Derek Anderson said the radio receiver in his helmet wasn't working Sunday, so he had to work with hand signals. Anderson said Brady Quinn, who was quarterbacking the White team, schooled White defenders on those hand signals, which made it harder for Anderson to work a drive filled with short passes.
There's no comment from either Quinn or coach Eric Mangini in Clayton's piece, but it's easy to imagine people clucking that Quinn was being unethical or unsporting by messing with Anderson's chance to be successful during the scrimmage. Perhaps, but there's an easier way to explain his actions. He was playing to win.
That's what one tries to do when they're in a competition, no matter how much you'd like to think highly paid professional athletes with pride would be just fine with being a backup. If Quinn wants to look better than Anderson, he should absolutely do anything he can to make sure he looks better without hurting the team.
It's not like Anderson is some babe in the woods, either. He knew Quinn knew the signals and must have realized that the offense wasn't working, yet he didn't do anything to improve his own lot. That's the kind of quick thinking you want under center? No, it isn't so, if anything, Quinn taught his teammate a valuable lesson in recognizing your surroundings.
It's kinda nice to get a reason to root for Quinn, who hasn't exactly found many supporters since he was surrounded by Fighting Irish partisans. All of the hype that comes with being Notre Dame's quarterback caused resentment, which turned into gleeful taunts when he lost big game after big game in college and, especially, when he plummeted in the draft. When he refused to sign a contract equal to his lower-than-expected draft position, Quinn came off like a spoiled teen who thought he was entitled to a car on his sixteenth birthday, so it's good to see him finally fighting for something that he wants in life.

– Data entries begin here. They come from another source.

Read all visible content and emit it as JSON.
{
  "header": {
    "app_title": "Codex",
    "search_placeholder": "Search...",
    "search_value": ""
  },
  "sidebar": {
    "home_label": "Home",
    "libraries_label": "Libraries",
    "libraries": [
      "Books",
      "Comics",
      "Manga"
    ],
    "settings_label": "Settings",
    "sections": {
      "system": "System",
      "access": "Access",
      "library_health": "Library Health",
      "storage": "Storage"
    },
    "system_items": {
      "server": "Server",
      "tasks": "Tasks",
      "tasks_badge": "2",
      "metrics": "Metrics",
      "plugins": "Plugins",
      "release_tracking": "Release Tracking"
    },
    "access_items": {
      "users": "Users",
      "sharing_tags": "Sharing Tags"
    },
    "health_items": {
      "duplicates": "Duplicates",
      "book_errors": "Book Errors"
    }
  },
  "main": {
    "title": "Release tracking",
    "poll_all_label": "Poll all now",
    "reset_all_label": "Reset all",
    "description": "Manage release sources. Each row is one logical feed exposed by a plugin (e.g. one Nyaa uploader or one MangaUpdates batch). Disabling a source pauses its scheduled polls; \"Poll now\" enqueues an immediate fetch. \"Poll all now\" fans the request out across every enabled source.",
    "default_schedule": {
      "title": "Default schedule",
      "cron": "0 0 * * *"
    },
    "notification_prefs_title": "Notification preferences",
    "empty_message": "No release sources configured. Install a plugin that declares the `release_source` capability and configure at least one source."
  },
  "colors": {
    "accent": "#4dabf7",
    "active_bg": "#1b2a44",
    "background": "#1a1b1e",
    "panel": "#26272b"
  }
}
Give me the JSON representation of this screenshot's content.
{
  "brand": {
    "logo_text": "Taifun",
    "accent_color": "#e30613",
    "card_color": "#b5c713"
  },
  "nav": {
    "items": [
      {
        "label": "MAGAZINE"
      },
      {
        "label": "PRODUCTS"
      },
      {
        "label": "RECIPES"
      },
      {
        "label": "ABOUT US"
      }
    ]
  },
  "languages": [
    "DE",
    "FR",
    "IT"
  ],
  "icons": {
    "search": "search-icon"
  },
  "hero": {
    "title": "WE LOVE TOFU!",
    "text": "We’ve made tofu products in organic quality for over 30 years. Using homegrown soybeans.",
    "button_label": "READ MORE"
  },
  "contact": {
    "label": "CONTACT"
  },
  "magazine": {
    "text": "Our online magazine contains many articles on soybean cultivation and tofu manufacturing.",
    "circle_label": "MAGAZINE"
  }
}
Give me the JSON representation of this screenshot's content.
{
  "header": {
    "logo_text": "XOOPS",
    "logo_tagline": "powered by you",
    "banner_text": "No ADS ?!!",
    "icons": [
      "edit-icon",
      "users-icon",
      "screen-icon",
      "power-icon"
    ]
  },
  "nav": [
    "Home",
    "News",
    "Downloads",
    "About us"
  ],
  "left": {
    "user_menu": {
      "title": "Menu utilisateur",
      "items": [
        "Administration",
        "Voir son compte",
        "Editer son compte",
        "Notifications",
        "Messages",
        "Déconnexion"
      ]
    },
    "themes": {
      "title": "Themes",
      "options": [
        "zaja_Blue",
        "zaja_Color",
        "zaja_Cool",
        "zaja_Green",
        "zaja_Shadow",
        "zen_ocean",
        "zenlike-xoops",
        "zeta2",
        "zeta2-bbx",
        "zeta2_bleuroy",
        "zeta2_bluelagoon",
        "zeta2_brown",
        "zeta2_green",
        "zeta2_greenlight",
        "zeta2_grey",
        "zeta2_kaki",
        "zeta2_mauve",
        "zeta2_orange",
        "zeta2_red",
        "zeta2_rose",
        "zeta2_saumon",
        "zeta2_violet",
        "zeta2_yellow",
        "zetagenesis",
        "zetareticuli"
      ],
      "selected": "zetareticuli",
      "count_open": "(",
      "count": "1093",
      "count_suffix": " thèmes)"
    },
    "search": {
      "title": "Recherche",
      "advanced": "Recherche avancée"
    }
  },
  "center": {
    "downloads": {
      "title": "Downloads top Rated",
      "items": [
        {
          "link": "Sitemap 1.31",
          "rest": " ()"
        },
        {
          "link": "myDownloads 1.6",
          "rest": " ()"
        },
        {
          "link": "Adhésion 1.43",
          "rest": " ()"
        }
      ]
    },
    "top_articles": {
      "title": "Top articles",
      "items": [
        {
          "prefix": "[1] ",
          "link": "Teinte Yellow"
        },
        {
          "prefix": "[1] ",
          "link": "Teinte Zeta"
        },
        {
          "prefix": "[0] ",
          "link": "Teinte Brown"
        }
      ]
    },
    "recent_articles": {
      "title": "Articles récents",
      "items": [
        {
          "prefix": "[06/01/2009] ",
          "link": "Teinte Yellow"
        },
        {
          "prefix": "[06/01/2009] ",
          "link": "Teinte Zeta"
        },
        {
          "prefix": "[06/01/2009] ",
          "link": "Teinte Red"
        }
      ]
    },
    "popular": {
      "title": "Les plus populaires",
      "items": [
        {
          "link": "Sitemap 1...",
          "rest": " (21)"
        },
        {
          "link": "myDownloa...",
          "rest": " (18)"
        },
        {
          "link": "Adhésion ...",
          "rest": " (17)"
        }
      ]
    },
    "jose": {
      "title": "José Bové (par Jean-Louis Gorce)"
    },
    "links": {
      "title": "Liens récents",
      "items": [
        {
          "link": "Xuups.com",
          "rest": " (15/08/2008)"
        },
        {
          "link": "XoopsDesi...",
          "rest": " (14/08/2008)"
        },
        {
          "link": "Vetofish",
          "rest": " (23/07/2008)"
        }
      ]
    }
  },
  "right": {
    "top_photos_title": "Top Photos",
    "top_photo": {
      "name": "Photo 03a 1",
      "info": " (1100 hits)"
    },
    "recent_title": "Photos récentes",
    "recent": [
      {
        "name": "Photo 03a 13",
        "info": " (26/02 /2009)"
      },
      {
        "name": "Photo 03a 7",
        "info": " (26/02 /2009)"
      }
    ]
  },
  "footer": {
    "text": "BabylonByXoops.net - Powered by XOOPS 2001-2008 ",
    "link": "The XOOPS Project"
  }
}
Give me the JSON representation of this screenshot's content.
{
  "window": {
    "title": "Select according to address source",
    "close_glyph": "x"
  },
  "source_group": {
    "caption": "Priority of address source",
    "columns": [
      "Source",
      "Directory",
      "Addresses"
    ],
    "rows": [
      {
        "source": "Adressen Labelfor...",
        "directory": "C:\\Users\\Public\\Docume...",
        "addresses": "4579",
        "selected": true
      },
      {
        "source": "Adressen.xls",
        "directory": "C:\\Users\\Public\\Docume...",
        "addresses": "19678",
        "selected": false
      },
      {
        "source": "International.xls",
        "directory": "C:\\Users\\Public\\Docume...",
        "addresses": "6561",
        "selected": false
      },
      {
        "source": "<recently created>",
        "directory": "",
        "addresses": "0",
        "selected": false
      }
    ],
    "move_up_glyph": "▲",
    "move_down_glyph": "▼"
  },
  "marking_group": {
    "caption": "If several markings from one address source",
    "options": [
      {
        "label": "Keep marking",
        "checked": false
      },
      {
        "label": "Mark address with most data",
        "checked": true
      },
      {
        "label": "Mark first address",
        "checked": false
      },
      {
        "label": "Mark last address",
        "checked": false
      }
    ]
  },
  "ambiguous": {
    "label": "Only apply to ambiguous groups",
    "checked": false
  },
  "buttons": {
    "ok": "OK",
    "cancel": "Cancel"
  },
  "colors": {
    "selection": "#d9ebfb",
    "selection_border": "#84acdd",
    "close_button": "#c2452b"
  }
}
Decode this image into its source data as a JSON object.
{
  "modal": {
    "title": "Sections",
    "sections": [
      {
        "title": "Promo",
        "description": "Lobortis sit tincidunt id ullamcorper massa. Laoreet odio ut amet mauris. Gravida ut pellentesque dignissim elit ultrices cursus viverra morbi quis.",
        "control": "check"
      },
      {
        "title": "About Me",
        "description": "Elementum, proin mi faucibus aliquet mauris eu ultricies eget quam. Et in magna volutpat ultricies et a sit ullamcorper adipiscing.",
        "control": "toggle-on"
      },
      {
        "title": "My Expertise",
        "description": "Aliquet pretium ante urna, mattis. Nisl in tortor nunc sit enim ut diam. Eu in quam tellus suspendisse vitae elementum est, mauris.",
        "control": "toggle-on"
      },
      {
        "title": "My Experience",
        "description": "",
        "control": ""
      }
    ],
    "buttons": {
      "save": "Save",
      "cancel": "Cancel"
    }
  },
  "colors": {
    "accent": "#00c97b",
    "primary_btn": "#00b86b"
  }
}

It's funny the way the media and public treats quarterbacks. We want them to be the kind of strong leaders who will lead teams to victories, but then criticize them when they actually act like they want to be in that role. It's happened with the Jets, now it's happening with the Browns and it's ridiculous in both cases. Quinn did the right thing, and that should be a lesson to every quarterback, every person really, fighting for a job,